+++ Data for processing +++
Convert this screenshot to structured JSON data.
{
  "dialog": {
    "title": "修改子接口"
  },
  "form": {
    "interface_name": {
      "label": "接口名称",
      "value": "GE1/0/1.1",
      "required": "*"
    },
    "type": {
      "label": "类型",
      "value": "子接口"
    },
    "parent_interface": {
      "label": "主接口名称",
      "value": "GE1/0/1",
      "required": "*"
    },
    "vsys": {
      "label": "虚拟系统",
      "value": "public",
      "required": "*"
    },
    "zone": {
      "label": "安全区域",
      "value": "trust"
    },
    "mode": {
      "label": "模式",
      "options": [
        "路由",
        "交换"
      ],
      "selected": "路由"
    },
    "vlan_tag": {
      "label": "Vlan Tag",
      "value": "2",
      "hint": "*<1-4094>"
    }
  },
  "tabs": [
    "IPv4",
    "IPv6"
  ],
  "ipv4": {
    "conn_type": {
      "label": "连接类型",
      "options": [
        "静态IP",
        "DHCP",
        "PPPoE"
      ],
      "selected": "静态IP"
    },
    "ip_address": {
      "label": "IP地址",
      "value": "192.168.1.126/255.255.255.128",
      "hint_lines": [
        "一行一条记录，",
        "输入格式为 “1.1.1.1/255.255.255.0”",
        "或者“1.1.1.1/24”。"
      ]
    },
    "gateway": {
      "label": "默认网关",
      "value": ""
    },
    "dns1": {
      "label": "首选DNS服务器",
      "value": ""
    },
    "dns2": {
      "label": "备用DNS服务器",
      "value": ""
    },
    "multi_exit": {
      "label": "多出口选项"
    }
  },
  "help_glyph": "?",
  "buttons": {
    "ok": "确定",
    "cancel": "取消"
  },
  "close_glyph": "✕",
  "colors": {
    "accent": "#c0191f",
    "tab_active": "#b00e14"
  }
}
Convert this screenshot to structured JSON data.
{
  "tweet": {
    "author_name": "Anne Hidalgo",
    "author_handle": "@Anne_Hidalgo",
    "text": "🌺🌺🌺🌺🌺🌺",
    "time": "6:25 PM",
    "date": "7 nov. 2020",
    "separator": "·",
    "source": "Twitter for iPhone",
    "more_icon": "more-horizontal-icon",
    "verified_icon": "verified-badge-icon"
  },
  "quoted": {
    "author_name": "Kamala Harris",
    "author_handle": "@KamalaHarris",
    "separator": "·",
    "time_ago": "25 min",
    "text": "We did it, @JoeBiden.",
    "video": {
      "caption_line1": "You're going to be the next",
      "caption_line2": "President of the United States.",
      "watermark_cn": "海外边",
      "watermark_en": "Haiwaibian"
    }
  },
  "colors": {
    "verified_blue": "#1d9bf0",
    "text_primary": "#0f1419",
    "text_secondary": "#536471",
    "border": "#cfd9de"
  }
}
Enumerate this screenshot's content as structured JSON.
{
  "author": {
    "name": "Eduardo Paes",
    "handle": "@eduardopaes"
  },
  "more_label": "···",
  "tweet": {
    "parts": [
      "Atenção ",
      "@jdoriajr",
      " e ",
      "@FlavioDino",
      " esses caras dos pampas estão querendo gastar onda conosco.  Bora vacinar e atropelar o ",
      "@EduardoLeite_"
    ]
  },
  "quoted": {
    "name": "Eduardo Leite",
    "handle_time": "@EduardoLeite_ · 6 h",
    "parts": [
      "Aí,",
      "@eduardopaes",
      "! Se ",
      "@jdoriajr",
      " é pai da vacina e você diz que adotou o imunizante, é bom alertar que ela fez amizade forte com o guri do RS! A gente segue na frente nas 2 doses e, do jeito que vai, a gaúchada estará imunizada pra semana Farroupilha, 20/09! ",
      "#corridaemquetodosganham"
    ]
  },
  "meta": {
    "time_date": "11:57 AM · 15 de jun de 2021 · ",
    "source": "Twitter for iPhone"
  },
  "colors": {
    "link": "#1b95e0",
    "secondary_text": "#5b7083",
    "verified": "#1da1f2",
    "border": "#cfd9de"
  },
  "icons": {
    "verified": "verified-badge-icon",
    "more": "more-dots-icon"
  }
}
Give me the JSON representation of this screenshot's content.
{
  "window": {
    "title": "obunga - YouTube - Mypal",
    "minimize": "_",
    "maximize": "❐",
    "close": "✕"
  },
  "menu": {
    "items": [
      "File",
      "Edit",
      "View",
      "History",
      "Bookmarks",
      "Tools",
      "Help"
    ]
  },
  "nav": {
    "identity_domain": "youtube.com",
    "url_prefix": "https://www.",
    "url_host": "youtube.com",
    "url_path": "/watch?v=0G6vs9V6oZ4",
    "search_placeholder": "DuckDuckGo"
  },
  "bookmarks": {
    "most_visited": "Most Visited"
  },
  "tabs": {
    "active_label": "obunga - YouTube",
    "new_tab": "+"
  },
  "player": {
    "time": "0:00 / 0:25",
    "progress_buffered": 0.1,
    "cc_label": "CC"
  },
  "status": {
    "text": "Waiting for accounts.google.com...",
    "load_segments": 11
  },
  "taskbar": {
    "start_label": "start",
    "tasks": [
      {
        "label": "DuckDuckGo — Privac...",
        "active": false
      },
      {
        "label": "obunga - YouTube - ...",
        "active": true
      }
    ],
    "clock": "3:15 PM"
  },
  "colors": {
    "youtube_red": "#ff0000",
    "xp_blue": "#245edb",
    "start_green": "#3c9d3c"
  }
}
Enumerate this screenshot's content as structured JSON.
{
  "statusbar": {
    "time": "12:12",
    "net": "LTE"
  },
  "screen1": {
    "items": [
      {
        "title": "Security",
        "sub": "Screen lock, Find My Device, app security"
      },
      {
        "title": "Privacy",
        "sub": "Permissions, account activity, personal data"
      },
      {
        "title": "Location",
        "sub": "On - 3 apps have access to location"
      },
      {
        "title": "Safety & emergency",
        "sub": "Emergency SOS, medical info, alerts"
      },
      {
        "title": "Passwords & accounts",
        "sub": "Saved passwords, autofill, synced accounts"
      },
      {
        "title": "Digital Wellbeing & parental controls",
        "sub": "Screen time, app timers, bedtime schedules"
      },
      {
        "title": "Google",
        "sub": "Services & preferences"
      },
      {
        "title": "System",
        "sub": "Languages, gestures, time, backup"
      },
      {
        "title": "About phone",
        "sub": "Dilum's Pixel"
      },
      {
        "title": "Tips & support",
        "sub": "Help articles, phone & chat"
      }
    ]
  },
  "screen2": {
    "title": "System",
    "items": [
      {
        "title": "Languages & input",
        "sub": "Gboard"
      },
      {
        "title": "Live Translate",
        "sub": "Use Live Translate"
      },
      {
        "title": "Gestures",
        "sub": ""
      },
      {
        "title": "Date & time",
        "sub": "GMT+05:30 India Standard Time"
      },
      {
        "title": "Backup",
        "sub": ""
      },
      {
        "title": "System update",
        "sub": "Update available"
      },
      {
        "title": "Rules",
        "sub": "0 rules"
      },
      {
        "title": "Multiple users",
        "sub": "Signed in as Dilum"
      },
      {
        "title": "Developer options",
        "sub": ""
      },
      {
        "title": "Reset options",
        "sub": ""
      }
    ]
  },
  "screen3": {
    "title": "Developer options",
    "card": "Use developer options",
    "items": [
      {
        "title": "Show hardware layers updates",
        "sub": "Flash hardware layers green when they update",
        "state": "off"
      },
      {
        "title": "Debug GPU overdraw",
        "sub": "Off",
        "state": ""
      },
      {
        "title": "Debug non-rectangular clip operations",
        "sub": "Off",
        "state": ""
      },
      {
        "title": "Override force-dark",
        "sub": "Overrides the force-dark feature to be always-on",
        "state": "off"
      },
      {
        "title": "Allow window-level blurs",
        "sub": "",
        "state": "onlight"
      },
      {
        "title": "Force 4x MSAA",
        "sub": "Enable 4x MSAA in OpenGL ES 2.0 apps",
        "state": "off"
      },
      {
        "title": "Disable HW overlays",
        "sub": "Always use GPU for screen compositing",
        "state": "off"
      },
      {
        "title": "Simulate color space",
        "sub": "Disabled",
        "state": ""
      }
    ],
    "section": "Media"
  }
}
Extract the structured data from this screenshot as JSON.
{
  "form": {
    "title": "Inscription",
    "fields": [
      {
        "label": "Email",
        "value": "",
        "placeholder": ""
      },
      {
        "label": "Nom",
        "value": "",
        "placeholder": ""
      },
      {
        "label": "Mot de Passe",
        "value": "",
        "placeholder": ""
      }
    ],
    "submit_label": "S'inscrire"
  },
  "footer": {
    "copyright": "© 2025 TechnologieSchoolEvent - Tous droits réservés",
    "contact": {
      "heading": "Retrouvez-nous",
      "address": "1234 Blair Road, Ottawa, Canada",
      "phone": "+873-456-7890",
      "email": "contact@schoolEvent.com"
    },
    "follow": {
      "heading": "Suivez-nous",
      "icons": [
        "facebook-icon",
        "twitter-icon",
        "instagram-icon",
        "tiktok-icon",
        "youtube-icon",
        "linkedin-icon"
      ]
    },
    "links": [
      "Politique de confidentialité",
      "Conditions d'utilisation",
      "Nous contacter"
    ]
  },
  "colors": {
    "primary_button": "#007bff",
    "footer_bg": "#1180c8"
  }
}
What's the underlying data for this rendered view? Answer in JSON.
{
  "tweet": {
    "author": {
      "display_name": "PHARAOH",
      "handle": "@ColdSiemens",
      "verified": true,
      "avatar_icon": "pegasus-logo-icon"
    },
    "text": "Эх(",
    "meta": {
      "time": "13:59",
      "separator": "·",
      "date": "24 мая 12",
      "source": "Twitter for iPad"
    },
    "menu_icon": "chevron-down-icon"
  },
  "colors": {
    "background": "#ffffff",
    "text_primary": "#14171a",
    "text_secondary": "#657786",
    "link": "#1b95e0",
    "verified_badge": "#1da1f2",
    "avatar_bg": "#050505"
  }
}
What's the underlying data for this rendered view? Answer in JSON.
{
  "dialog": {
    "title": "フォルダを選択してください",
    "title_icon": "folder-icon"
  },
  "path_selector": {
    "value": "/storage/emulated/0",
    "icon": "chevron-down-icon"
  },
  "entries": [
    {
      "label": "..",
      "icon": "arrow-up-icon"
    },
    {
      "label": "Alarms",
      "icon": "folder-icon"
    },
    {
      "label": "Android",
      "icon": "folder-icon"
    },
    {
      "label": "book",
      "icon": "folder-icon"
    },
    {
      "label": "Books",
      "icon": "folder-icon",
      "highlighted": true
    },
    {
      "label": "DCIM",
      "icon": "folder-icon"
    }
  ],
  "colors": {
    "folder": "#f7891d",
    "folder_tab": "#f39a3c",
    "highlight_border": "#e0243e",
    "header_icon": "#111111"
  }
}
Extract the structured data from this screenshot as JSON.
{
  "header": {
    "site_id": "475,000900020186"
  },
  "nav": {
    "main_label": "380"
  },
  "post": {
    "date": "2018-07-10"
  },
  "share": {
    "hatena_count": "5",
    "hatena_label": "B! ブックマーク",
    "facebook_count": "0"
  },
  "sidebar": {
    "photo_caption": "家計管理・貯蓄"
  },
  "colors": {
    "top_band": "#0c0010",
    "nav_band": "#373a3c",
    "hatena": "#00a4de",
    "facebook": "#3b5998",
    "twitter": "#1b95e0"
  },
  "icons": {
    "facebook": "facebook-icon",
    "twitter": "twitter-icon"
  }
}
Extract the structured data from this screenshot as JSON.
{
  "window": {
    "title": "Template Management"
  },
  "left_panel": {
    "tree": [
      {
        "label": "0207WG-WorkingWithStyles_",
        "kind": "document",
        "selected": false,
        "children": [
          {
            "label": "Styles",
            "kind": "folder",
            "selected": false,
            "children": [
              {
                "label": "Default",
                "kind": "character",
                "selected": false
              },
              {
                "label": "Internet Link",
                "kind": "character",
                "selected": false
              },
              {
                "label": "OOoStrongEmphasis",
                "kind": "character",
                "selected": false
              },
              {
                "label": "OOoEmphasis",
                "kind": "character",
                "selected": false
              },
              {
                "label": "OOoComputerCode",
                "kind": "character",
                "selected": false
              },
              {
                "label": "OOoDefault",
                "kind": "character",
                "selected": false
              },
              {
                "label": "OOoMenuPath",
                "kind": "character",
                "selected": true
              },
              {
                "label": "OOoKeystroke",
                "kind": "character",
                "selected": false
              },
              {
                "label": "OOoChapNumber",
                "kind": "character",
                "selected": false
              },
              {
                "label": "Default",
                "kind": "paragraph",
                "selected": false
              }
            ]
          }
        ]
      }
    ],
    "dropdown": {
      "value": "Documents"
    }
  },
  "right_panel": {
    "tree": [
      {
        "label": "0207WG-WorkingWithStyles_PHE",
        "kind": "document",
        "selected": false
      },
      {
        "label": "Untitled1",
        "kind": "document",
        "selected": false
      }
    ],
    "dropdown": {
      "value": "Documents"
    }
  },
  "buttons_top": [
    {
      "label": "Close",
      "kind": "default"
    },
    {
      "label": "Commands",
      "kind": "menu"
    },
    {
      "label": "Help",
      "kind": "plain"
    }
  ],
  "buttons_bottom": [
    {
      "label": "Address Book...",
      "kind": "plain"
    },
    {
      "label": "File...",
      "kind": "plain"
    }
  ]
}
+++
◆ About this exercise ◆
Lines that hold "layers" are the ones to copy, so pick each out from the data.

◆ Written answer ◆
        "title": "Show hardware layers updates",
        "sub": "Flash hardware layers green when they update",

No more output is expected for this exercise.